At a different church and at a different time there was a member who would always leave church the same way, “Pastor, you really gave it to them today!” and he would smile. Dear people understand that God isn’t just talking to Judah, he is talking to everyone…to you and me too.
Like Judah the Lord isn’t always been first place in our hearts. Countless times standing up for the Lord would have been embarrassing so we didn’t! At certain times in life and in certain places it just isn’t convenient to follow Jesus.
But while we might have been embarrassed to have the name Christian, our God was the one who could have been embarrassed by us.
Let me ask you this question: If you wanted to prove your greatness to someone, how would you go about doing it? Some people might punch the other in the nose. If you are into athletics, you defeat the other person on the playing field. Scholastically, you get better grades.
Listen to this. Even though Israel kicked dirt in God’s face, the LORD proved his greatness by loving even though he was not loved. ‘This is what the Sovereign Lord says: It is not for your sake, people of Israel, that I am going to do these things, but for the sake of my holy name, which you have profaned among the nations where you have gone.” The Lord describes himself “as merciful and gracious, abundant in goodness and truth. He forgives iniquity, transgression and sin.” He does this because that’s who he is, not because we deserve him because of our ‘fine” qualities.

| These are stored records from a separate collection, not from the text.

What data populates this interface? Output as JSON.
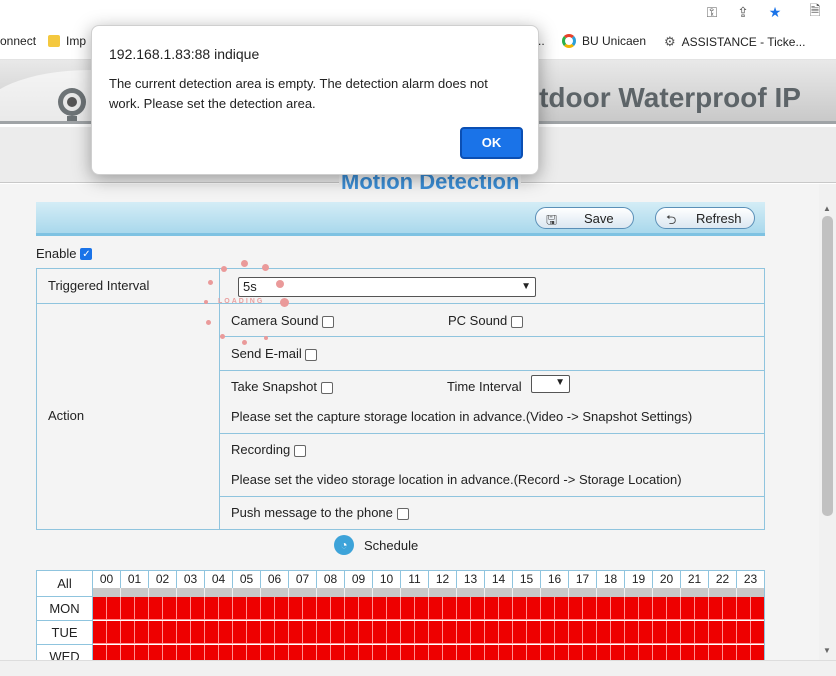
{
  "browser": {
    "bookmarks": [
      "onnect",
      "Imp",
      "..",
      "BU Unicaen",
      "ASSISTANCE - Ticke..."
    ],
    "accent": "#1a73e8"
  },
  "header": {
    "title": "utdoor Waterproof IP"
  },
  "section": {
    "title": "Motion Detection"
  },
  "toolbar": {
    "save_label": "Save",
    "refresh_label": "Refresh"
  },
  "form": {
    "enable_label": "Enable",
    "enable_checked": true,
    "triggered_interval_label": "Triggered Interval",
    "triggered_interval_value": "5s",
    "action_label": "Action",
    "camera_sound_label": "Camera Sound",
    "pc_sound_label": "PC Sound",
    "send_email_label": "Send E-mail",
    "take_snapshot_label": "Take Snapshot",
    "time_interval_label": "Time Interval",
    "snapshot_note": "Please set the capture storage location in advance.(Video -> Snapshot Settings)",
    "recording_label": "Recording",
    "recording_note": "Please set the video storage location in advance.(Record -> Storage Location)",
    "push_label": "Push message to the phone",
    "loading_text": "LOADING"
  },
  "schedule": {
    "title": "Schedule",
    "all_label": "All",
    "hours": [
      "00",
      "01",
      "02",
      "03",
      "04",
      "05",
      "06",
      "07",
      "08",
      "09",
      "10",
      "11",
      "12",
      "13",
      "14",
      "15",
      "16",
      "17",
      "18",
      "19",
      "20",
      "21",
      "22",
      "23"
    ],
    "days": [
      "MON",
      "TUE",
      "WED"
    ],
    "slot_color": "#ee0000"
  },
  "dialog": {
    "title": "192.168.1.83:88 indique",
    "message": "The current detection area is empty. The detection alarm does not work. Please set the detection area.",
    "ok_label": "OK"
  }
}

That’s what he did for Judah who treated his name like dung? He brought them back to Jerusalem. “‘For I will take you out of the nations; I will gather you from all the countries and bring you back into your own land.” Judah would return after seventy years. King Darius of Persia defeated Babylon. They would return and rebuild the temple and Persia even paid for it.
This was a necessity. You know why? The Lord had planned a world changing event that was to take place in Judah, specifically in a little town called Bethlehem 540 years later. You know that story.

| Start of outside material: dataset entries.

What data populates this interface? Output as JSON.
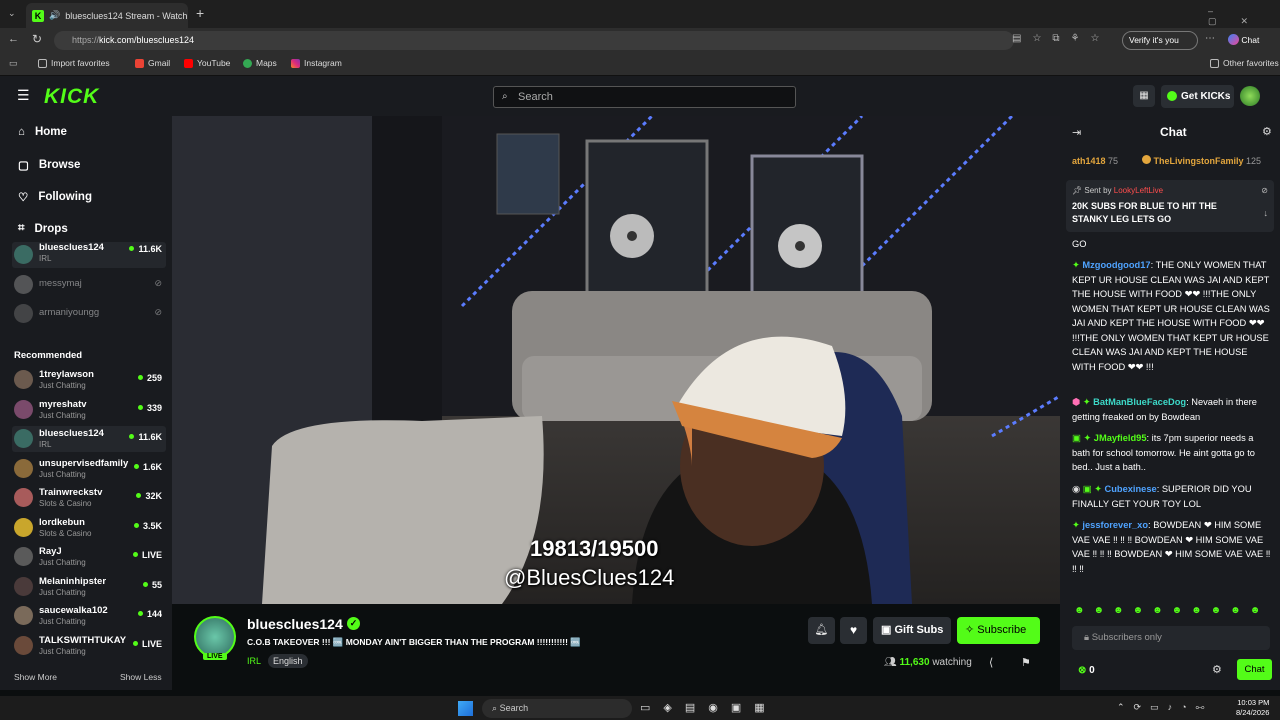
{
  "browser": {
    "tab_title": "bluesclues124 Stream - Watch",
    "url_prefix": "https://",
    "url_main": "kick.com/bluesclues124",
    "verify": "Verify it's you",
    "chat_btn": "Chat",
    "bookmarks": [
      "Import favorites",
      "Gmail",
      "YouTube",
      "Maps",
      "Instagram"
    ],
    "other_favorites": "Other favorites"
  },
  "header": {
    "logo": "KICK",
    "search_placeholder": "Search",
    "get_kicks": "Get KICKs"
  },
  "sidebar": {
    "nav": [
      "Home",
      "Browse",
      "Following",
      "Drops"
    ],
    "following": [
      {
        "name": "bluesclues124",
        "cat": "IRL",
        "viewers": "11.6K"
      },
      {
        "name": "messymaj",
        "cat": "",
        "viewers": ""
      },
      {
        "name": "armaniyoungg",
        "cat": "",
        "viewers": ""
      }
    ],
    "recommended_label": "Recommended",
    "recommended": [
      {
        "name": "1treylawson",
        "cat": "Just Chatting",
        "viewers": "259"
      },
      {
        "name": "myreshatv",
        "cat": "Just Chatting",
        "viewers": "339"
      },
      {
        "name": "bluesclues124",
        "cat": "IRL",
        "viewers": "11.6K"
      },
      {
        "name": "unsupervisedfamily",
        "cat": "Just Chatting",
        "viewers": "1.6K"
      },
      {
        "name": "Trainwreckstv",
        "cat": "Slots & Casino",
        "viewers": "32K"
      },
      {
        "name": "lordkebun",
        "cat": "Slots & Casino",
        "viewers": "3.5K"
      },
      {
        "name": "RayJ",
        "cat": "Just Chatting",
        "viewers": "LIVE"
      },
      {
        "name": "Melaninhipster",
        "cat": "Just Chatting",
        "viewers": "55"
      },
      {
        "name": "saucewalka102",
        "cat": "Just Chatting",
        "viewers": "144"
      },
      {
        "name": "TALKSWITHTUKAY",
        "cat": "Just Chatting",
        "viewers": "LIVE"
      }
    ],
    "show_more": "Show More",
    "show_less": "Show Less"
  },
  "video": {
    "counter": "19813/19500",
    "handle": "@BluesClues124"
  },
  "stream": {
    "username": "bluesclues124",
    "live_badge": "LIVE",
    "title": "C.O.B TAKEOVER !!! 🆒 MONDAY AIN'T BIGGER THAN THE PROGRAM !!!!!!!!!!! 🆒",
    "category": "IRL",
    "language": "English",
    "gift_subs": "Gift Subs",
    "subscribe": "Subscribe",
    "watching_count": "11,630",
    "watching_label": "watching"
  },
  "chat": {
    "title": "Chat",
    "top_bar": [
      {
        "user": "ath1418",
        "count": "75"
      },
      {
        "user": "TheLivingstonFamily",
        "count": "125"
      }
    ],
    "pinned_sender_label": "Sent by",
    "pinned_sender": "LookyLeftLive",
    "pinned_text": "20K SUBS FOR BLUE TO HIT THE STANKY LEG LETS GO",
    "pinned_tail": "GO",
    "messages": [
      {
        "user": "Mzgoodgood17",
        "text": "THE ONLY WOMEN THAT KEPT UR HOUSE CLEAN WAS JAI AND KEPT THE HOUSE WITH FOOD ❤❤ !!!THE ONLY WOMEN THAT KEPT UR HOUSE CLEAN WAS JAI AND KEPT THE HOUSE WITH FOOD ❤❤ !!!THE ONLY WOMEN THAT KEPT UR HOUSE CLEAN WAS JAI AND KEPT THE HOUSE WITH FOOD ❤❤ !!!"
      },
      {
        "user": "BatManBlueFaceDog",
        "text": "Nevaeh in there getting freaked on by Bowdean"
      },
      {
        "user": "JMayfield95",
        "text": "its 7pm superior needs a bath for school tomorrow. He aint gotta go to bed.. Just a bath.."
      },
      {
        "user": "Cubexinese",
        "text": "SUPERIOR DID YOU FINALLY GET YOUR TOY LOL"
      },
      {
        "user": "jessforever_xo",
        "text": "BOWDEAN ❤ HIM SOME VAE VAE ‼ ‼ ‼ BOWDEAN ❤ HIM SOME VAE VAE ‼ ‼ ‼ BOWDEAN ❤ HIM SOME VAE VAE ‼ ‼ ‼"
      }
    ],
    "input_placeholder": "Subscribers only",
    "kicks_count": "0",
    "send": "Chat"
  },
  "taskbar": {
    "search": "Search",
    "time": "10:03 PM",
    "date": "8/24/2026"
  },
  "colors": {
    "kick_green": "#53fc18",
    "bg": "#0b0e0f",
    "panel": "#191b1f"
  }
}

He also says, “I will sprinkle clean water on you, and you will be clean; I will cleanse you from all your impurities and from all your idols.” The Old Testament Law addressed the issue of cleanliness versus being unclean. Ultimately he wanted the people to understand they needed cleansing – from their sin. Messiah would do so… With his blood! With his suffering!

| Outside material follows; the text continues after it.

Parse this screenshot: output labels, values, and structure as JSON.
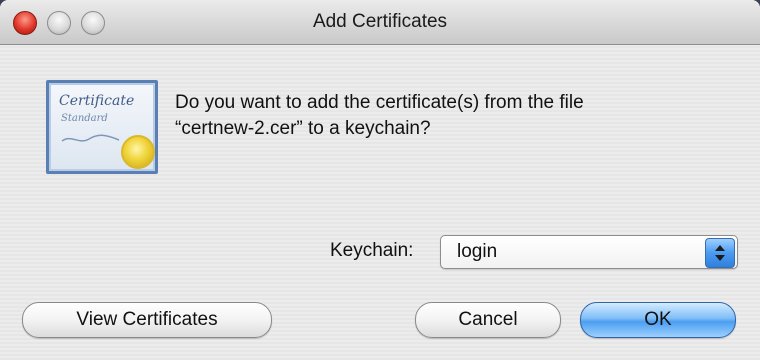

He shows his love in still another way. “I will give you a new heart and put a new spirit in you; I will remove from you your heart of stone and give you a heart of flesh. And I will put my Spirit in you and move you to follow my decrees and be careful to keep my laws. Then you will live in the land I gave your ancestors; you will be my people, and I will be your God.” Heart surgery!
Heart replacement surgery has come a long way since the days of Christian Barnard. Yet the Lord has been doing this kind of surgery since Adam and Eve. We are not talking about that three pound pump in the middle of your chest, the heart refers to the center of all life and breath, our very core.
The unconverted heart is a nasty thing. It is hard and stubborn. It is not acceptable to God and doesn’t accept God. .
That heart of stone must be removed and replaced. It is. The surgeon? Dr. Holy Spirit. His tools are God’s Word and sacraments. His tools replace the heart of stone with a heart of flesh that receives Jesus and loves Jesus. All credit to the surgeon and not to the patient. And it’s free. There is no charge. It only changes his patience. From darkness to light, from death to life, from unbeliever to believer. Thank you, Dr. Holy Spirit and your promise “I will remove your heart of stone and replace it with a heart of flesh.”